About this task ▸ What is needed here is an exact copy of all the data.

[Data excerpts — start]

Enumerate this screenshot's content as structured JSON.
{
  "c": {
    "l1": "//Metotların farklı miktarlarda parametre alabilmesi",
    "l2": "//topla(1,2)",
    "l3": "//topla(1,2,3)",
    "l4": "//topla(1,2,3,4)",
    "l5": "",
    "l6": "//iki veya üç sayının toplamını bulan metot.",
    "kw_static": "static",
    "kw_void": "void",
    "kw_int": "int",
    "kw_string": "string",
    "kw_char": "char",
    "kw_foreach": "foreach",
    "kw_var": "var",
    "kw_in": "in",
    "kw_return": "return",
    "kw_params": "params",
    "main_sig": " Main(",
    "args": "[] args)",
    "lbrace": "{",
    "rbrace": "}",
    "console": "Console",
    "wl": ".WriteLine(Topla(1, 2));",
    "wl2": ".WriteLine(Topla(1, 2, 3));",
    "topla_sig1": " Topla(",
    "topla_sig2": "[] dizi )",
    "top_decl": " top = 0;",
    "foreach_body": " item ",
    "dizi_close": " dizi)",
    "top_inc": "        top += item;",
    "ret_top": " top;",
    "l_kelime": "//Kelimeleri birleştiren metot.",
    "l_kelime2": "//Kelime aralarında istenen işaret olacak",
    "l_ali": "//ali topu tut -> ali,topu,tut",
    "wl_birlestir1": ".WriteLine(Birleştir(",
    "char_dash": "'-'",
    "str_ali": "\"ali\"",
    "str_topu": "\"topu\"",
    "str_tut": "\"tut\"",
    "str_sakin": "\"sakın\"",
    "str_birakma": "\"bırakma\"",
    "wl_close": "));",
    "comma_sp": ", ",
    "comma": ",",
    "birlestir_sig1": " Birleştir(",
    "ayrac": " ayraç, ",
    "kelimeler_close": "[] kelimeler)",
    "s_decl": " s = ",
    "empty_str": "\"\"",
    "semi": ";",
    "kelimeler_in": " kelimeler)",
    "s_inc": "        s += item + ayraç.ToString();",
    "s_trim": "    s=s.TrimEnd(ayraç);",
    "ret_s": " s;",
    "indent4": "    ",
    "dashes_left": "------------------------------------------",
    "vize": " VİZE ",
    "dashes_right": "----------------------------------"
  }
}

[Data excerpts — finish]

Response box ▸
Enumerate this screenshot's content as structured JSON.
{
  "c": {
    "l1": "//Metotların farklı miktarlarda parametre alabilmesi",
    "l2": "//topla(1,2)",
    "l3": "//topla(1,2,3)",
    "l4": "//topla(1,2,3,4)",
    "l5": "",
    "l6": "//iki veya üç sayının toplamını bulan metot.",
    "kw_static": "static",
    "kw_void": "void",
    "kw_int": "int",
    "kw_string": "string",
    "kw_char": "char",
    "kw_foreach": "foreach",
    "kw_var": "var",
    "kw_in": "in",
    "kw_return": "return",
    "kw_params": "params",
    "main_sig": " Main(",
    "args": "[] args)",
    "lbrace": "{",
    "rbrace": "}",
    "console": "Console",
    "wl": ".WriteLine(Topla(1, 2));",
    "wl2": ".WriteLine(Topla(1, 2, 3));",
    "topla_sig1": " Topla(",
    "topla_sig2": "[] dizi )",
    "top_decl": " top = 0;",
    "foreach_body": " item ",
    "dizi_close": " dizi)",
    "top_inc": "        top += item;",
    "ret_top": " top;",
    "l_kelime": "//Kelimeleri birleştiren metot.",
    "l_kelime2": "//Kelime aralarında istenen işaret olacak",
    "l_ali": "//ali topu tut -> ali,topu,tut",
    "wl_birlestir1": ".WriteLine(Birleştir(",
    "char_dash": "'-'",
    "str_ali": "\"ali\"",
    "str_topu": "\"topu\"",
    "str_tut": "\"tut\"",
    "str_sakin": "\"sakın\"",
    "str_birakma": "\"bırakma\"",
    "wl_close": "));",
    "comma_sp": ", ",
    "comma": ",",
    "birlestir_sig1": " Birleştir(",
    "ayrac": " ayraç, ",
    "kelimeler_close": "[] kelimeler)",
    "s_decl": " s = ",
    "empty_str": "\"\"",
    "semi": ";",
    "kelimeler_in": " kelimeler)",
    "s_inc": "        s += item + ayraç.ToString();",
    "s_trim": "    s=s.TrimEnd(ayraç);",
    "ret_s": " s;",
    "indent4": "    ",
    "dashes_left": "------------------------------------------",
    "vize": " VİZE ",
    "dashes_right": "----------------------------------"
  }
}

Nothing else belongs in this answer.